The drive from Anchorage to Healy is about 4 hours, give or take half an hour. Our first day in the park was spent driving the first 15 miles of the road back and forth, multiple times, trolling for bears. Unfortunately, we struck out on bear sightings, but did see a few moose and Mount Denali breaking through the clouds. Our best view of Denali though was on our drive in at the South Viewpoint in Denali State Park. The mountain blew us away, and we were excited to officially be part of the “30% club!” Later that afternoon we headed to our dry cabin in Healy, where we would be staying for the next few nights. In simple terms, “dry cabin” means no running water and an outhouse. This was really no problem for us, plus the cabin was way cute and far away enough from tourist traffic, but not too far away from the park.
Our second day in the park was the day of our bus tour. If you choose to do a bus tour through the National Park service, you have a few options. You can pick between a narrated tour bus or a transit bus, which is not narrated. Each bus offers options to turn around at different destinations, allowing the opportunity to travel all the way to the end of the road, mile 92, if desired. If you travel all the way to the end of the road, it would be around a 12-hour round-trip day. For us, the best option was a transit bus, taking us to mile-marker 66, the Eielson Visitor’s Center. Even though it wasn’t technically a “narrated” bus tour, our driver was still very educational, so it felt like we had a narrated tour, but with more freedom to get on/off if we desired. The duration of our trip was 8 hours, which had us starting at 8:00 am and returning at 4:00 pm. The bus took several 15-minute rest breaks at different points of interest. We always got back on the same bus, however if we had wanted to stay longer at a certain stop, we could have, and would have still been allowed to get on another transit bus later. Unfortunately, the day of our tour was very overcast and rainy, so we didn’t feel like exploring past the 15 minutes at each stop. We saw several moose, caribou, and Dall sheep throughout the day as well as one brown bear from a far distance with binoculars. Our bus driver said if you see all 5 animals (bear, wolf, moose, caribou, and Dall sheep), it’s called a “Grand Slam.” Since we saw 4 out of the 5 animals (all besides a wolf), we had a “Home Run.”

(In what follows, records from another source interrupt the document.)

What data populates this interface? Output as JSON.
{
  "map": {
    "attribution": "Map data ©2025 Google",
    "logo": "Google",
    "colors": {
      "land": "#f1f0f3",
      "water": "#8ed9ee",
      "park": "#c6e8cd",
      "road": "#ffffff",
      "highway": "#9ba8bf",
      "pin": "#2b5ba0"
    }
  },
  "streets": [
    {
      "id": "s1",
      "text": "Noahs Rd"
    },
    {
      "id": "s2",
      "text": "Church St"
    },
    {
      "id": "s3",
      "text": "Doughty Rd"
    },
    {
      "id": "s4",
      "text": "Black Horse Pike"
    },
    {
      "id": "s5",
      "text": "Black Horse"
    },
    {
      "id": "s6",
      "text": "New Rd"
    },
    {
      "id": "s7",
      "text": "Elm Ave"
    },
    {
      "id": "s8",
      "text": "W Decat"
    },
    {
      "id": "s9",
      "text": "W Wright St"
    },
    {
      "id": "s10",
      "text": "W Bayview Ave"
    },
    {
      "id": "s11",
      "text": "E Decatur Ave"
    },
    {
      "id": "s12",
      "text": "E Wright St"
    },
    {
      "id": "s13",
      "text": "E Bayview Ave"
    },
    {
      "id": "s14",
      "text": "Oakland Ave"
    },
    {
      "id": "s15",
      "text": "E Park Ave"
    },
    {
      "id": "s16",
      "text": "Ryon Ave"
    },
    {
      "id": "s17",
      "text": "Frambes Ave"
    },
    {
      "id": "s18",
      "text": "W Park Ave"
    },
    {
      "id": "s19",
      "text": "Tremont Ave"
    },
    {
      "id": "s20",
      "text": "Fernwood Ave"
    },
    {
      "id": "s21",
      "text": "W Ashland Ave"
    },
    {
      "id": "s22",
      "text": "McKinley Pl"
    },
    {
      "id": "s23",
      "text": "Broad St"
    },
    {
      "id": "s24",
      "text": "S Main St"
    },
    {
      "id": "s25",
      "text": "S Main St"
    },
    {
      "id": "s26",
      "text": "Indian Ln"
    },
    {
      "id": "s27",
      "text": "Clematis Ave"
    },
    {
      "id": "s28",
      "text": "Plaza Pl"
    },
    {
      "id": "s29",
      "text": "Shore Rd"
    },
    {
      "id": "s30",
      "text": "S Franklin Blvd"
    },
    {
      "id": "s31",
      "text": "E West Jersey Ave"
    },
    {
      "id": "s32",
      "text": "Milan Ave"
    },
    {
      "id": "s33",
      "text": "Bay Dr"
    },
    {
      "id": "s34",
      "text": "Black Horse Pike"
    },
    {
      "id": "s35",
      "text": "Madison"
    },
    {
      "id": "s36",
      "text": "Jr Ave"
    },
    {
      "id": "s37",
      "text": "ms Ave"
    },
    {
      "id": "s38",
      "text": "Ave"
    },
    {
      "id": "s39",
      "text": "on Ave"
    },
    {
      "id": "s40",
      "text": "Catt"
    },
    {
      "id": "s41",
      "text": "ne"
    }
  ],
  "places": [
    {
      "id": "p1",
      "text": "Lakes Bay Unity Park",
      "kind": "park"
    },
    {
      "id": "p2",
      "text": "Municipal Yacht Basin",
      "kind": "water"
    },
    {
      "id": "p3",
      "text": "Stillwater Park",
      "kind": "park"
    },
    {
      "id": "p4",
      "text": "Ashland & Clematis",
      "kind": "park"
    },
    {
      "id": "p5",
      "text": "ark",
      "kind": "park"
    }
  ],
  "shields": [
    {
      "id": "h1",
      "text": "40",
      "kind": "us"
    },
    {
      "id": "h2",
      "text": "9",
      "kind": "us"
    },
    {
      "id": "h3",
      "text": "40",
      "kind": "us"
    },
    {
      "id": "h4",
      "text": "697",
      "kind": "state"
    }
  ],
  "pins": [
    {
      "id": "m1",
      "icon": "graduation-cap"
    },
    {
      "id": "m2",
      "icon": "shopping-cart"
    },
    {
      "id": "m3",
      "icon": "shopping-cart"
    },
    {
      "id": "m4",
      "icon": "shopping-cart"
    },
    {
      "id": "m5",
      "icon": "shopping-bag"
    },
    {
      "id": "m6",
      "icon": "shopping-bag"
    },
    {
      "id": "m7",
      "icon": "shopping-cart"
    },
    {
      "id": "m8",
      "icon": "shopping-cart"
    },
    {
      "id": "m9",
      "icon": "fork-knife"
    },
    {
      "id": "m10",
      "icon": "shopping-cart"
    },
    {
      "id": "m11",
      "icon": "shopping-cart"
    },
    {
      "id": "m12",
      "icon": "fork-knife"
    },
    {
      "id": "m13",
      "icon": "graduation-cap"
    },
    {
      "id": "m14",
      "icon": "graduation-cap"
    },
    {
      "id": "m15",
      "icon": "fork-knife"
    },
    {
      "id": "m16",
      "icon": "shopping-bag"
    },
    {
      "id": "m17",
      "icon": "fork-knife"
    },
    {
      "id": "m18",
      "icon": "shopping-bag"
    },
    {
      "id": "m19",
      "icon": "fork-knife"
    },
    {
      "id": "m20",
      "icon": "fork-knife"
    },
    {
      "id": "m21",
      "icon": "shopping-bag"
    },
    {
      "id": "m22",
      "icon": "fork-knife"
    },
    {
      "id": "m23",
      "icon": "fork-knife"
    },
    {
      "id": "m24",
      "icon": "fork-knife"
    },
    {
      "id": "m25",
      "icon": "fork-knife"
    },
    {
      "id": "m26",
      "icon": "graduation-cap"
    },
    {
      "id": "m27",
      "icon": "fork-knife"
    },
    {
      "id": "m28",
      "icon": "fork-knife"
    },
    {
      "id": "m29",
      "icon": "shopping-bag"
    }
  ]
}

That evening we ate dinner at 49th State Brewing Company, which I would highly recommend if you’re ever in the area. The vibe was awesome, along with the food and drinks. It’s located a few miles outside of the park, but doesn’t have too much of a “touristy” feel.
The next day we drove into the park one last time, before traveling on to our next destination. The clouds and rain had cleared from the previous day, allowing us to see Denali again and become part of the 30% club x2! Our best view of the mountain was from that same South Viewpoint from our drive in, which is technically outside of the national park, but still a part of the preserve. If you find yourself at this viewpoint, do yourself a favor and hike the short trail that goes above the main viewpoint for an even more spectacular view!